There is no question that as to what Jesus had to go through, the cup he drank, the cup of judgment, that he indeed had to face it and go through it himself. Of course he was in the Father, and the Father was in him. But as far as his experience of that goes, it seems that he felt utterly alone. The Father suffered with him in this, but at the same time in the mystery of the Trinity, the Father is somehow distinct from the Son. They are separate persons in the one person of God. We are using human language along with our limited understanding to try to understand what is beyond us. And maybe something of the same might be said for what actually did happen on that cross in Jesus being made sin for us, that we might be made the righteousness of God in him.

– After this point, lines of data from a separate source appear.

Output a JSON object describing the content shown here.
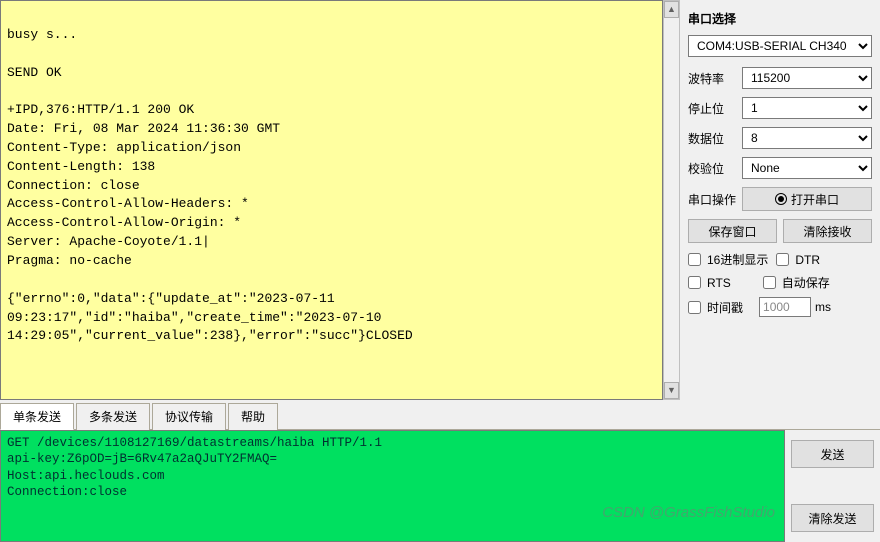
{
  "receive_text": "\nbusy s...\n\nSEND OK\n\n+IPD,376:HTTP/1.1 200 OK\nDate: Fri, 08 Mar 2024 11:36:30 GMT\nContent-Type: application/json\nContent-Length: 138\nConnection: close\nAccess-Control-Allow-Headers: *\nAccess-Control-Allow-Origin: *\nServer: Apache-Coyote/1.1|\nPragma: no-cache\n\n{\"errno\":0,\"data\":{\"update_at\":\"2023-07-11 09:23:17\",\"id\":\"haiba\",\"create_time\":\"2023-07-10 14:29:05\",\"current_value\":238},\"error\":\"succ\"}CLOSED",
  "right": {
    "port_section_title": "串口选择",
    "port_value": "COM4:USB-SERIAL CH340",
    "baud_label": "波特率",
    "baud_value": "115200",
    "stop_label": "停止位",
    "stop_value": "1",
    "data_label": "数据位",
    "data_value": "8",
    "parity_label": "校验位",
    "parity_value": "None",
    "op_label": "串口操作",
    "open_btn": "打开串口",
    "save_window_btn": "保存窗口",
    "clear_recv_btn": "清除接收",
    "hex_display": "16进制显示",
    "dtr": "DTR",
    "rts": "RTS",
    "auto_save": "自动保存",
    "timestamp": "时间戳",
    "interval_value": "1000",
    "interval_unit": "ms"
  },
  "tabs": {
    "single": "单条发送",
    "multi": "多条发送",
    "protocol": "协议传输",
    "help": "帮助"
  },
  "send_text": "GET /devices/1108127169/datastreams/haiba HTTP/1.1\napi-key:Z6pOD=jB=6Rv47a2aQJuTY2FMAQ=\nHost:api.heclouds.com\nConnection:close",
  "send_btn": "发送",
  "clear_send_btn": "清除发送",
  "watermark": "CSDN @GrassFishStudio"
}
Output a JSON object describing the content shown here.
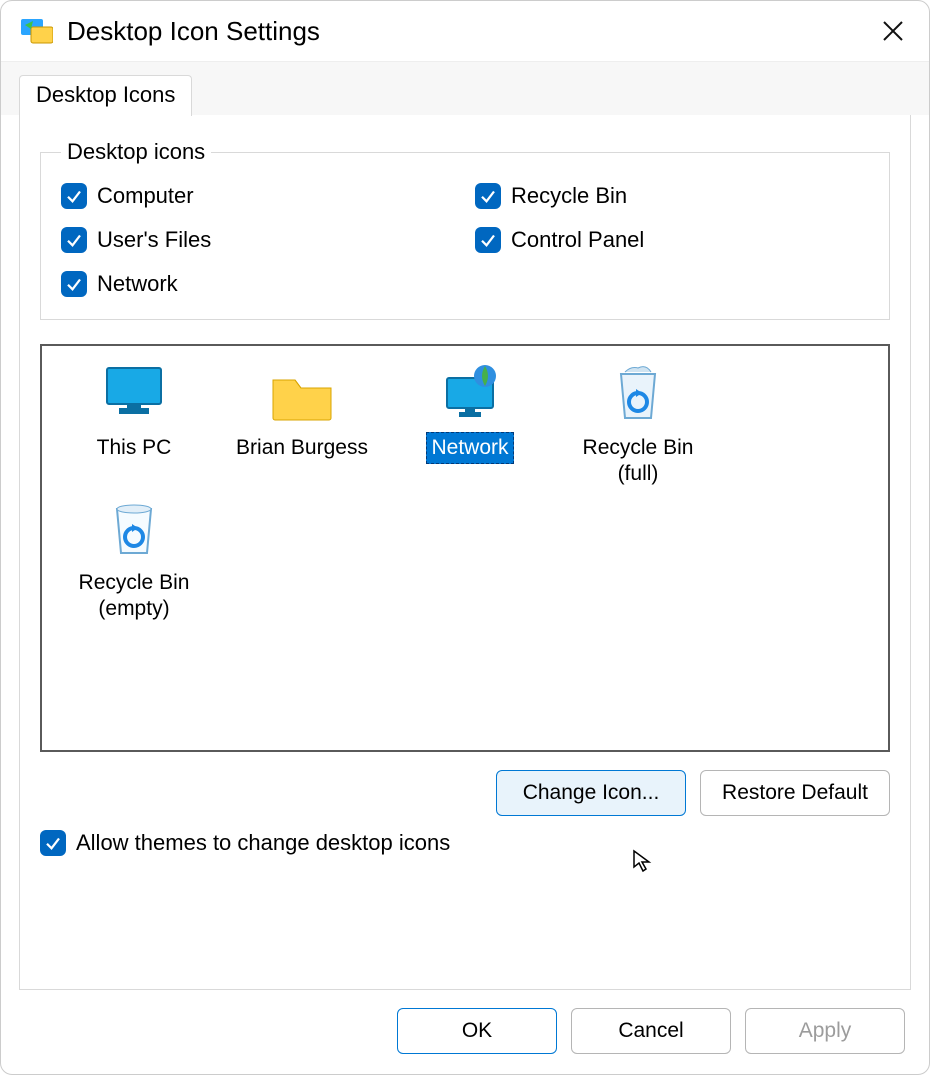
{
  "window": {
    "title": "Desktop Icon Settings"
  },
  "tabs": [
    {
      "label": "Desktop Icons"
    }
  ],
  "group": {
    "legend": "Desktop icons",
    "items": [
      {
        "label": "Computer",
        "checked": true
      },
      {
        "label": "Recycle Bin",
        "checked": true
      },
      {
        "label": "User's Files",
        "checked": true
      },
      {
        "label": "Control Panel",
        "checked": true
      },
      {
        "label": "Network",
        "checked": true
      }
    ]
  },
  "preview": {
    "items": [
      {
        "label": "This PC",
        "icon": "monitor",
        "selected": false
      },
      {
        "label": "Brian Burgess",
        "icon": "folder",
        "selected": false
      },
      {
        "label": "Network",
        "icon": "network",
        "selected": true
      },
      {
        "label": "Recycle Bin\n(full)",
        "icon": "recycle-full",
        "selected": false
      },
      {
        "label": "Recycle Bin\n(empty)",
        "icon": "recycle-empty",
        "selected": false
      }
    ]
  },
  "buttons": {
    "change_icon": "Change Icon...",
    "restore_default": "Restore Default",
    "ok": "OK",
    "cancel": "Cancel",
    "apply": "Apply"
  },
  "allow_themes": {
    "label": "Allow themes to change desktop icons",
    "checked": true
  }
}
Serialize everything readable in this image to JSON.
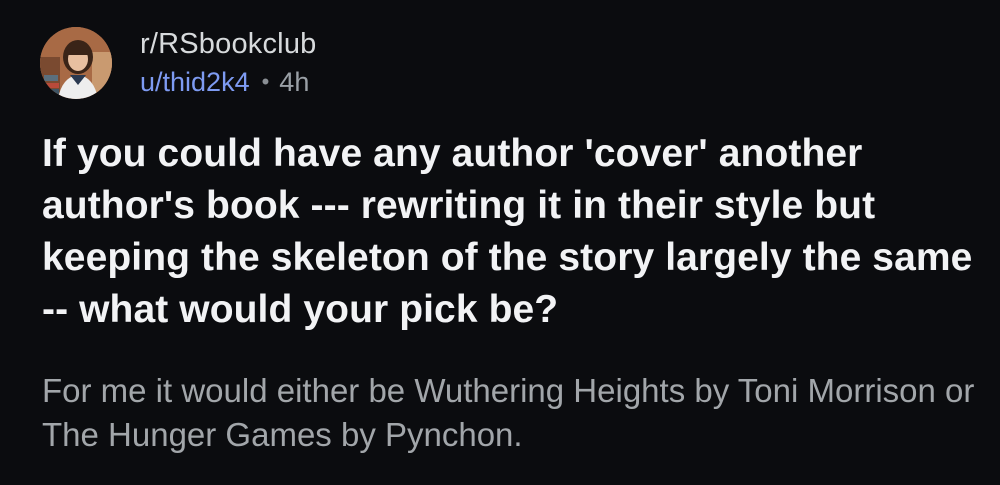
{
  "post": {
    "subreddit": "r/RSbookclub",
    "username": "u/thid2k4",
    "separator": "•",
    "age": "4h",
    "title": "If you could have any author 'cover' another author's book --- rewriting it in their style but keeping the skeleton of the story largely the same -- what would your pick be?",
    "body": "For me it would either be Wuthering Heights by Toni Morrison or The Hunger Games by Pynchon.",
    "avatar_icon": "user-avatar-icon"
  },
  "colors": {
    "background": "#0b0c0f",
    "title": "#f2f3f5",
    "body": "#a2a6aa",
    "username": "#7e9bf2",
    "meta": "#9aa0a6"
  }
}
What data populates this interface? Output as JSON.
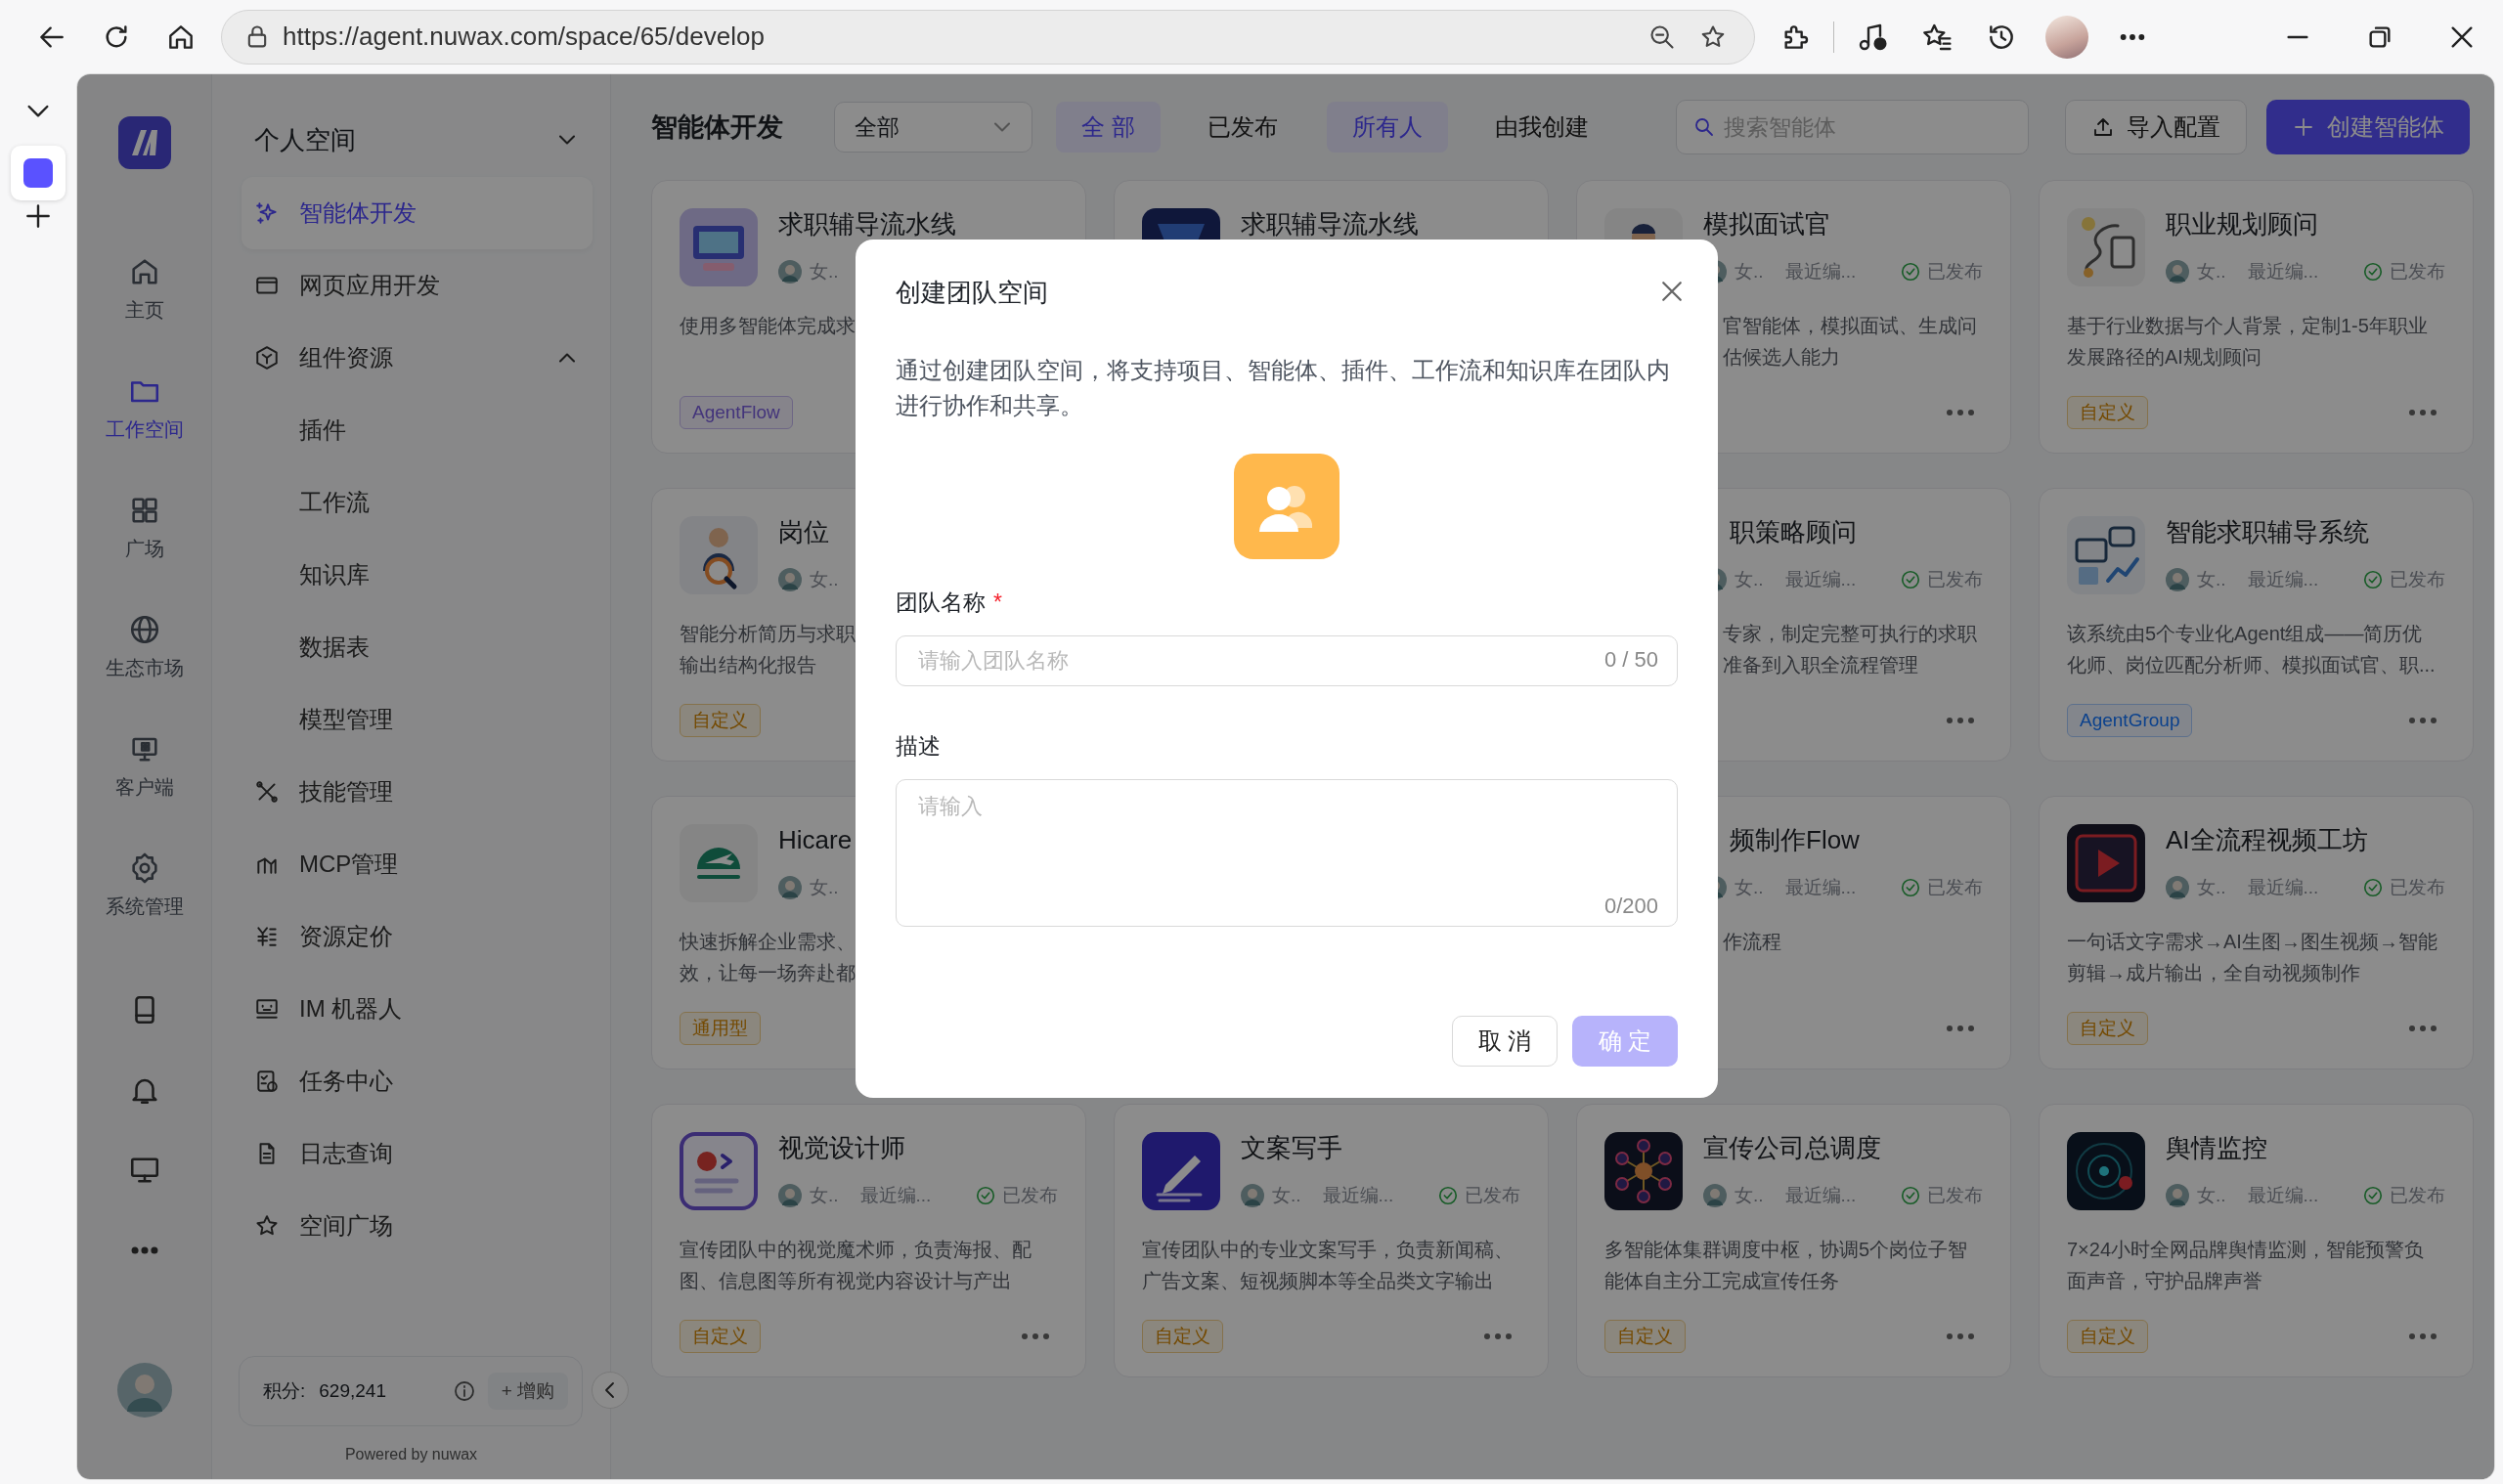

I have felt abandoned, indeed rejected. I have seen people try to avoid me. It really hurts. Sometimes you can’t get it out of your mind. Whenever you see that person, that image often comes up. Or one can feel like they really have no friends. People can be friendly, but not really friends. I know better than that, that I have friends, that surely most all of us have some genuine friends at different levels. In my case certainly my wife is my best and closest friend. I can think of others, as well.

What Jesus experienced on that cross is indeed unique. It was for us, and for our sins that he indeed drank that cup of judgment. We are to take up our cross and follow, to become like him in his death, but we won’t ever do so as the Lamb of God did, to take away the sin of the world. We do so as those who follow the Lamb wherever he goes. Who live like Jesus, to be in the process of becoming like him, so that others might see him in us, and might be drawn to him. Jesus said that when he would be lifted up on the cross, he would draw all people to himself. He was abandoned to ultimately not be abandoned.

Now we look to Jesus and we look at him in terms of his suffering and death, in terms of the cross. We know that through that rejection which he suffered because of and for our sins, we ultimately have communion with him, with God, and with each other. That we are never left alone, that the Lord is present with us, just as he has promised. Even through his own experience of being alone in his suffering and death for us on the cross.

grace to continue

The week of Jesus’s death and resurrection, which we now call Holy Week was a most difficult time for Jesus’s disciples, as we see from the gospel accounts. It is practically amazing that all of them except Judas not only were in it for the long haul, but gave their lives up in martyrdom because of their testimony to Jesus, and his death and resurrection.

This reminds me of the grace we need to continue no matter what. Why do some drop out of the Christian faith altogether? Some do, and there are surely a good number of reasons surrounding that. But the crux of the matter from one angle is the failure to simply continue in the grace of God available in Jesus. We see from various passages in the New Testament that simply to continue on in the grace of God is what keeps us keeping on in Jesus. We all need that.

The grace of God here simply refers to what we need to keep us both believing and following our Lord. Of course there is much involved in that, as we see from scripture. We continue to follow Jesus not because of us, or our circumstances. But always because of God’s gift to us in Jesus. Not even with the natural good by creation that is in us, that we are. But only through the new creation in Jesus (2 Corinthians 5:17). And so we follow. Only in and through him.